This silk mill isn't really anything more than a demonstration area. They have a small factory set up to demonstrate the steps to turn silk cocoons into cloth. When we went through the first time with the tour guide, the factory was running. We went through alone and unannounced later - the machines were shut down and the workers were surfing the web on their smart phones.
The first step is to sort the cocoons. Defective cocoons are destroyed and the remaining are sorted according to the number of pupa inside. If a single pupa exists in the cocoon, then it was constructed with a single strand of silk and will be used to make fine silk thread and cloth. If two pupae are inside, the cocoon was constructed with two strands and will be used to make things like stuffing for quilts.
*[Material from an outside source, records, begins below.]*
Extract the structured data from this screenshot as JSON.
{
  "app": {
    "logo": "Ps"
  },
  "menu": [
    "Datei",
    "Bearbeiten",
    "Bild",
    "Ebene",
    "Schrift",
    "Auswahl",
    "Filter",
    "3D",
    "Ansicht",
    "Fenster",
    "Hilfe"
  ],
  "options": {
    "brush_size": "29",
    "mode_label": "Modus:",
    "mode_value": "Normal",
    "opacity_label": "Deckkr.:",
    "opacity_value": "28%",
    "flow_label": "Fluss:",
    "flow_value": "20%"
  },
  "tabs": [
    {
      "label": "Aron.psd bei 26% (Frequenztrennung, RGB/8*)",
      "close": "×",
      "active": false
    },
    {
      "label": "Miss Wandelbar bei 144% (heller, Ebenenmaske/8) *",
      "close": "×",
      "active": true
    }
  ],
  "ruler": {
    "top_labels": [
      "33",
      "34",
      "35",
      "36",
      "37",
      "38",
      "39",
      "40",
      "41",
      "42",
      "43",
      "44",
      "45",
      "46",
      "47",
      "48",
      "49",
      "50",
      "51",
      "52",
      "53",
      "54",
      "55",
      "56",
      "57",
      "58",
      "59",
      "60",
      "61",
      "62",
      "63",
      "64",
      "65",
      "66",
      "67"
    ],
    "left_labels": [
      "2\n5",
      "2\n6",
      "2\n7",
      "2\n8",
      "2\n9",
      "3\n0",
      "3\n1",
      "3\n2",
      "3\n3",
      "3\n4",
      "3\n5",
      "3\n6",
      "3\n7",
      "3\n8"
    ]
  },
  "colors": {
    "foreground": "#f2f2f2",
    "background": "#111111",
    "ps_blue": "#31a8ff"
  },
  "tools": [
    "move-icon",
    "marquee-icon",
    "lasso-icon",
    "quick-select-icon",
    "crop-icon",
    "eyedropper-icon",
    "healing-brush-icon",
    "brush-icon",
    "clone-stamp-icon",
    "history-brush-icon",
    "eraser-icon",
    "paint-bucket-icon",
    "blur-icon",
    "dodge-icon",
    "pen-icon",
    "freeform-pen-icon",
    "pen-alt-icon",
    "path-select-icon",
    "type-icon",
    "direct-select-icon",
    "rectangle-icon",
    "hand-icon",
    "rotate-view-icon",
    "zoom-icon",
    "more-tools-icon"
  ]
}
The cocoons are heated (boiled or steamed, it wasn't clear) to soften them - I suppose this step also kills the pupae. To ensure continuation of the species, breeders allow some moths to emerge. Our guide said the moths can not fly because their wings are too small. Like many insect species, the moths' only purpose is to mate and die.
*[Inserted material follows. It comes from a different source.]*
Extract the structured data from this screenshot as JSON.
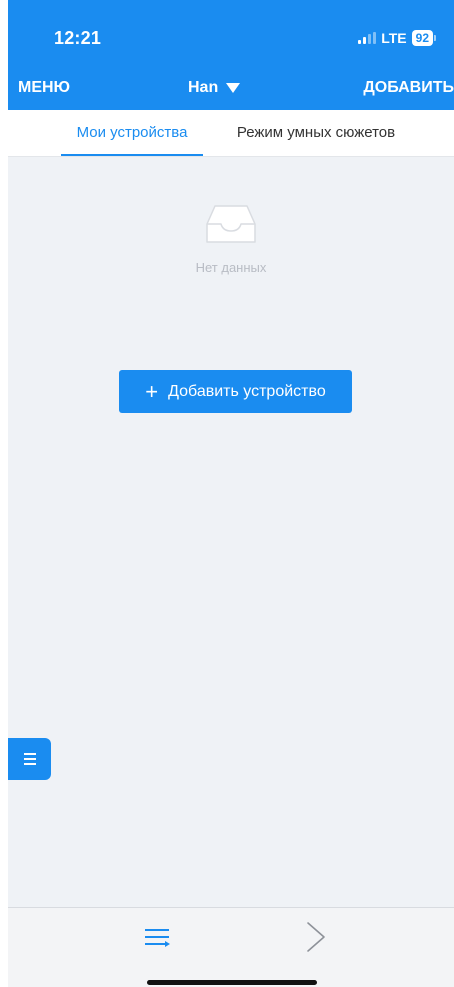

The "single pupa" cocoons are then transformed into thread. To do this they combine the strands from eight cocoons into a single silk thread. As the spools above turn, eight strands of silk are unrolled from the eight floating cocoons below. Each cocoon has strands up to a mile long.
According to our guide, the raw silk looks like "Lady Gaga's hair." He also said some cocoons will produce silk of different colors, but white is preferred because it is easily dyed.
The "factory" had a few looms running. The one pictured is 150 years old, but has been retrofitted with electric power. Some quick internet surfing reveals this may be a Jacquard loom. On the left of the picture is a spool of punch cards which gives instructions to create a pattern. You can see the resulting pattern near the bottom of this machine is a silver and black mountain scene.
This machine is able to produce five meters of clothe per day and used only for demonstration purposes. New technology can make much more per day.
|The resulting pattern in silk|
The "double pupae" cocoons go through a process of stretching them a little at a time until finally it is ready to be used. We got to watch the ladies stretch one cocoon to be used as stuffing in a queen sized comforter. After watching, Shayne was invited to participate...it takes practice to get good, or so she was reassured. They say a silk stuffed comforter keeps you warm in winter and cool in summer.
And like all good tourist traps, our guide deposited us in a souvenir shop. We had been told to not buy anything there because it's targeted for people who are around for a limited time, in fact there were bus loads of people milling around the store looking for something to take home. We have the ways and means to go to better/cheaper places for purchasing silk.
If you go, I recommend using one of the tour guides. Our tour was free and the guide spoke very good English, but he kind of rushed us through the place. After the tour we walked back through at our own pace and took the time to read some poorly translated signs.